WHAT THIS TASK INVOLVES: The response must contain every line below in which "major" appears.

Stored items
*****
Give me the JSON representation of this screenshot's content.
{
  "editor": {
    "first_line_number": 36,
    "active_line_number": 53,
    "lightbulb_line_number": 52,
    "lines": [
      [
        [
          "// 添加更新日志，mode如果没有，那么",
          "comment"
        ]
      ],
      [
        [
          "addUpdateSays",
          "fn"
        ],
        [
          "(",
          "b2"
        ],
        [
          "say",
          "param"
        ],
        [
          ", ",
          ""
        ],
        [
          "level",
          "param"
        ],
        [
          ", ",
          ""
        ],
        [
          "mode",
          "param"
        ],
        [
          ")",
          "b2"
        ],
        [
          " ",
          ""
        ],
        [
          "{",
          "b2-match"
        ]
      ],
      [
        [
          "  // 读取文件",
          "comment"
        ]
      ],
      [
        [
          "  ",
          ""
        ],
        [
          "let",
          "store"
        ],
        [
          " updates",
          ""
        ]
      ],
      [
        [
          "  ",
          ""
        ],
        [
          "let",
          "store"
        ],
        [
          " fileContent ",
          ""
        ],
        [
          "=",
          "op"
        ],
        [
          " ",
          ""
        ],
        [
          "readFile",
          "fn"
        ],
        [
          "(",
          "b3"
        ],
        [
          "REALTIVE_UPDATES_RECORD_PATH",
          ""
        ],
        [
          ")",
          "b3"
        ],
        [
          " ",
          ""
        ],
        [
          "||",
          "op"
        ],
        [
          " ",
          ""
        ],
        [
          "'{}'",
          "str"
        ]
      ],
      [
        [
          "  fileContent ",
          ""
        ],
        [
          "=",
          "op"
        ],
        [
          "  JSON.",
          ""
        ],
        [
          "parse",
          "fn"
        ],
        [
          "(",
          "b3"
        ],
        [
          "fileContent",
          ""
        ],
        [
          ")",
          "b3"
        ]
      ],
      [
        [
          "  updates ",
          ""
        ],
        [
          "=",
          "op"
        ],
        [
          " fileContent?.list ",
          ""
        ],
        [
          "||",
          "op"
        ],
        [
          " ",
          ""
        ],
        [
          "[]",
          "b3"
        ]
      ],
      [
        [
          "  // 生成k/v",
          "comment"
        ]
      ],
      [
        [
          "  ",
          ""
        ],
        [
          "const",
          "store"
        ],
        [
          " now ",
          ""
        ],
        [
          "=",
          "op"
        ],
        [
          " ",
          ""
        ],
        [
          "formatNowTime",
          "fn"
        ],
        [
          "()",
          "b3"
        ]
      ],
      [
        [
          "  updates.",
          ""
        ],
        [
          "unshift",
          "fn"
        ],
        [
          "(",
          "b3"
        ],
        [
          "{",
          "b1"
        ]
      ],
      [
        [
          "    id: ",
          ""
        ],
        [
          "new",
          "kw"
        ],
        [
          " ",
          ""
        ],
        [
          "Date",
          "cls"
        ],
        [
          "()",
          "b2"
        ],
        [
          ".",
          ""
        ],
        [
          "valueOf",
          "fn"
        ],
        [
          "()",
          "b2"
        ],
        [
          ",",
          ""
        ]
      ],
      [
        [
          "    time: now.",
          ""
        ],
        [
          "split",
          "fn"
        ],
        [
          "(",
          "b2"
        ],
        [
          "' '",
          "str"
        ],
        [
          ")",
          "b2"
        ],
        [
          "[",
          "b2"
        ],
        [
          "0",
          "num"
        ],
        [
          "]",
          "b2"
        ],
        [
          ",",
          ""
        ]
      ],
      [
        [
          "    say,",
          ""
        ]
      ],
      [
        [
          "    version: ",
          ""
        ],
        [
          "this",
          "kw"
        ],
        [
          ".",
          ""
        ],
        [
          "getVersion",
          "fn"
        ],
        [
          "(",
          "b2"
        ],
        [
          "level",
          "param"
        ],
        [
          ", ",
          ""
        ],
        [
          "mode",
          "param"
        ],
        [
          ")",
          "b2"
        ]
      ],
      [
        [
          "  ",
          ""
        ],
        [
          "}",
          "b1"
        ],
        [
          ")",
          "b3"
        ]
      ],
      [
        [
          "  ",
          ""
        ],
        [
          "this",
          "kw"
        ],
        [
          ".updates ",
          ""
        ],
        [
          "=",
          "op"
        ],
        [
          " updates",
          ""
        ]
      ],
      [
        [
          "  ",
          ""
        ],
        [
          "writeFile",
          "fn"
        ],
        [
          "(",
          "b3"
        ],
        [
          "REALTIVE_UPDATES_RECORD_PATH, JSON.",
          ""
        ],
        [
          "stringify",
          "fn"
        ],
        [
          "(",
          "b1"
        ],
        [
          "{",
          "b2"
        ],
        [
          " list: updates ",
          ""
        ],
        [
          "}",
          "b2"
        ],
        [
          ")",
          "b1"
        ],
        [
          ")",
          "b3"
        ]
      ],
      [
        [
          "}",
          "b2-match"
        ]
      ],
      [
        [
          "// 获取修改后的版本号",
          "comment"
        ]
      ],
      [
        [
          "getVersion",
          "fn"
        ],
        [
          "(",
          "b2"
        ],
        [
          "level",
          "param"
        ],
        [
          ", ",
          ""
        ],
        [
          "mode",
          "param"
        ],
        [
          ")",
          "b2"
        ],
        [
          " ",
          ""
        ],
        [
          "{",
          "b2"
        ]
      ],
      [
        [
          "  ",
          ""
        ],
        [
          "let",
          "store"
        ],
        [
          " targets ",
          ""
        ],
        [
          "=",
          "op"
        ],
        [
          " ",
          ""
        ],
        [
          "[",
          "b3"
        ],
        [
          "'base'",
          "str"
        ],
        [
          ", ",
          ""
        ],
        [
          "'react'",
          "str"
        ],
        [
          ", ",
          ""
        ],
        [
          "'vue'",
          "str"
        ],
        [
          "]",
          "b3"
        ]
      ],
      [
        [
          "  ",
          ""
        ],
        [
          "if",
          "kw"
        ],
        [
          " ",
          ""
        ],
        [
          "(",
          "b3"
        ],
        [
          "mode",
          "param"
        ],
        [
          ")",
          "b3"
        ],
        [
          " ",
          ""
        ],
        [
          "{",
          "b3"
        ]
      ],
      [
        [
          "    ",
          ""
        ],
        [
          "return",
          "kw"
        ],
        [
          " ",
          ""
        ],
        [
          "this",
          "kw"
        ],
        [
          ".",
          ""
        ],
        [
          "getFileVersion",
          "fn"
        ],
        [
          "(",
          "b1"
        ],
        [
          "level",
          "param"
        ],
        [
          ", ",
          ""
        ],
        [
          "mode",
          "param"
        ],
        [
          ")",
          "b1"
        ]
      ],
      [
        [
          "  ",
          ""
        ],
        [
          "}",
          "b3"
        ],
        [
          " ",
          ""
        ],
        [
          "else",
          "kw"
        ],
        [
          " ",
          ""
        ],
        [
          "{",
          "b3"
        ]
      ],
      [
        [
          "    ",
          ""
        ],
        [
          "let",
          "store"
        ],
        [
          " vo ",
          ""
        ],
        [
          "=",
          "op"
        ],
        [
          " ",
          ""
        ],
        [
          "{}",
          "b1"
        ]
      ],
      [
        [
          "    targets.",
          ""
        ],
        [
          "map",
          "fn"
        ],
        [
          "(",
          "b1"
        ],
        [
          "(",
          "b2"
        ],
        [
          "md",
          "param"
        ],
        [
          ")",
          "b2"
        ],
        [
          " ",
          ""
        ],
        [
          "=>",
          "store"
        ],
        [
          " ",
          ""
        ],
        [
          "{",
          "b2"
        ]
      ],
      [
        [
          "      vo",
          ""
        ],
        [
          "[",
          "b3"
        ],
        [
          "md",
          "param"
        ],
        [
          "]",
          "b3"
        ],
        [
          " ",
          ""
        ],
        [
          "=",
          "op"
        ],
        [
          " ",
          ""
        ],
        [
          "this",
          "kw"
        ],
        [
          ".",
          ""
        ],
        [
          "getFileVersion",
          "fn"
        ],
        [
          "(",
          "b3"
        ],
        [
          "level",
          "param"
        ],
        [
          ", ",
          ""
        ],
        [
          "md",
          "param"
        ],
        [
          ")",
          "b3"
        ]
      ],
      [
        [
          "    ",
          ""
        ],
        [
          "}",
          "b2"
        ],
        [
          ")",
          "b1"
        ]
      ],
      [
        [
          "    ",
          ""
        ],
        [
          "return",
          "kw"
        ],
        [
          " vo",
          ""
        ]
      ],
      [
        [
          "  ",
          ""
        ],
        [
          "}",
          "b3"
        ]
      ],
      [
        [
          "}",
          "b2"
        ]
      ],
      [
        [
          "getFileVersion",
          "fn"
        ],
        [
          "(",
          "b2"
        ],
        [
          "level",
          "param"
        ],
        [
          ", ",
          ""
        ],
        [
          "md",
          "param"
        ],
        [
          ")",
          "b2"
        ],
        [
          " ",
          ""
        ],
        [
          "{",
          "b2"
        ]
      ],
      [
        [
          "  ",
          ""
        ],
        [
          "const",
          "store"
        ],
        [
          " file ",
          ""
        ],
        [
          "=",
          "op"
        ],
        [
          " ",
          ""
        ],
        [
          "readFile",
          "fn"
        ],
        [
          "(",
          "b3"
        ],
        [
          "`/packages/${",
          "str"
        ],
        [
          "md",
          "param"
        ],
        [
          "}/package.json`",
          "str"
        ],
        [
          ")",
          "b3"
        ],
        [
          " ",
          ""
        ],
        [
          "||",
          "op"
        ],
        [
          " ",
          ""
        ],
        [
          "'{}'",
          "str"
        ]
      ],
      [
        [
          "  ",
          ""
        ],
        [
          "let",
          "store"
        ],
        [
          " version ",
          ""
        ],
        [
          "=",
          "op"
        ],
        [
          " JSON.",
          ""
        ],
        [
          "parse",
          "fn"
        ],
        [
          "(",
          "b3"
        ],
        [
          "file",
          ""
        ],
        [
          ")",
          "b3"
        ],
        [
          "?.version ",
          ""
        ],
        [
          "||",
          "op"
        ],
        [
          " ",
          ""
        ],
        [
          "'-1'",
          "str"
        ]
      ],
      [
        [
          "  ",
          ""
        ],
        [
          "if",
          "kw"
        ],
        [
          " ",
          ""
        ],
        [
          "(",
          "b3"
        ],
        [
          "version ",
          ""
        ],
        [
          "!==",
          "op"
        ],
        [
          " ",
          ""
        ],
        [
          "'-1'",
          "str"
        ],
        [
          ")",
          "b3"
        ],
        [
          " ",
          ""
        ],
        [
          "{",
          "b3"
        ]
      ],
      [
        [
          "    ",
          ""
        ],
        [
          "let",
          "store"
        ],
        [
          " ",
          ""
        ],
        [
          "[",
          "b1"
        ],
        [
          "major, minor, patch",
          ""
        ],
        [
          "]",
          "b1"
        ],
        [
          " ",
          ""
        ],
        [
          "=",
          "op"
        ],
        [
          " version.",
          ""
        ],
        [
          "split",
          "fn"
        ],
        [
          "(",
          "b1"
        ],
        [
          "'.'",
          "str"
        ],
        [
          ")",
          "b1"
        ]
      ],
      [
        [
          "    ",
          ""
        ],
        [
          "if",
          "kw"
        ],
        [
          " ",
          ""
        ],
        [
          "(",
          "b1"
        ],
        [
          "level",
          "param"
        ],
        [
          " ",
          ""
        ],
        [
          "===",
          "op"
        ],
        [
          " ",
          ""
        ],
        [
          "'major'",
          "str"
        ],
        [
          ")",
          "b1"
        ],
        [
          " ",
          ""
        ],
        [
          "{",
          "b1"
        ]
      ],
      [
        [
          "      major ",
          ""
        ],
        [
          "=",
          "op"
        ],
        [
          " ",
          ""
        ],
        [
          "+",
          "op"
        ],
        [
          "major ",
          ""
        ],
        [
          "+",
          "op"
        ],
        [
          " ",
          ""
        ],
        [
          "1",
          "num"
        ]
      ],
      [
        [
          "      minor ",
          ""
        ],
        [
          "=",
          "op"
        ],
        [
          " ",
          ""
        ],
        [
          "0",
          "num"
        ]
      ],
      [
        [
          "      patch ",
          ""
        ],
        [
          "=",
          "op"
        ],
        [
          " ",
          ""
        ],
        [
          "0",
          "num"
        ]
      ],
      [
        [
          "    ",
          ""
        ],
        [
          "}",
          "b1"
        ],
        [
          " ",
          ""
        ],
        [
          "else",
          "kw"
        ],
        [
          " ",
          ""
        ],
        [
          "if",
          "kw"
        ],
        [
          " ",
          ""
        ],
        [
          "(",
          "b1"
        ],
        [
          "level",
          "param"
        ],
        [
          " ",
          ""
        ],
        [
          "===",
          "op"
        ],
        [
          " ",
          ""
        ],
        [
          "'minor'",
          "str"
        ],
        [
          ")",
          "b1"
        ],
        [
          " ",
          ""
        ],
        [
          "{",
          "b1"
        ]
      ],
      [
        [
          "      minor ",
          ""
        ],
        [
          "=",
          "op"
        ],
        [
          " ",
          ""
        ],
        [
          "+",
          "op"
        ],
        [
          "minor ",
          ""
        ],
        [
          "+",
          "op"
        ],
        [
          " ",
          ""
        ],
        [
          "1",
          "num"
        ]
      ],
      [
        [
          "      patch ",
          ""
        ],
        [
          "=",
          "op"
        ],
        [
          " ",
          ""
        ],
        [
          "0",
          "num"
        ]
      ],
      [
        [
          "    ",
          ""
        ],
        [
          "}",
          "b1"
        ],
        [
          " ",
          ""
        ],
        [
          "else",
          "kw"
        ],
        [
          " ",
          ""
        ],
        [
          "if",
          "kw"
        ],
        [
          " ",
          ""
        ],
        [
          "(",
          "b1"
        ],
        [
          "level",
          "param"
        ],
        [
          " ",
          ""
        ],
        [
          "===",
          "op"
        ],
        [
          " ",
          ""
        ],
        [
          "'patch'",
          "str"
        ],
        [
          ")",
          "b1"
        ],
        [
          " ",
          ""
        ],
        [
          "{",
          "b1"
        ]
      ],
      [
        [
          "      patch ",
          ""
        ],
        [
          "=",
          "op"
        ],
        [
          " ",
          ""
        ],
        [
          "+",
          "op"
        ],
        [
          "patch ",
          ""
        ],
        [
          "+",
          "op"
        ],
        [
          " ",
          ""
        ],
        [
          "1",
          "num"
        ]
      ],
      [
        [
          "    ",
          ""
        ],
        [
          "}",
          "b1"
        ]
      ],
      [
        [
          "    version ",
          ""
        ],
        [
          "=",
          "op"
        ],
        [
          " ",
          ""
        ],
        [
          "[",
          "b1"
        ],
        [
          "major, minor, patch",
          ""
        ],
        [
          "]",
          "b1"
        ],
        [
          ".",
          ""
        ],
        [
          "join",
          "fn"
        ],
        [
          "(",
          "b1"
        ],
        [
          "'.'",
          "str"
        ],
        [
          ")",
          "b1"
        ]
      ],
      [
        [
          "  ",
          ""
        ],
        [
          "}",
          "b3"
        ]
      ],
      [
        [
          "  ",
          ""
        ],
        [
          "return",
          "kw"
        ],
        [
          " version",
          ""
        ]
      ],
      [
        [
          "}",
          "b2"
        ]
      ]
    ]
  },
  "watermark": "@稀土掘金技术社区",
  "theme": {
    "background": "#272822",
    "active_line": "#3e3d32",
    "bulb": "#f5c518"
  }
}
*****
REPLY TO THE EXERCISE:
          "major, minor, patch",
          "'major'",
          "      major ",
          "major ",
          "major, minor, patch",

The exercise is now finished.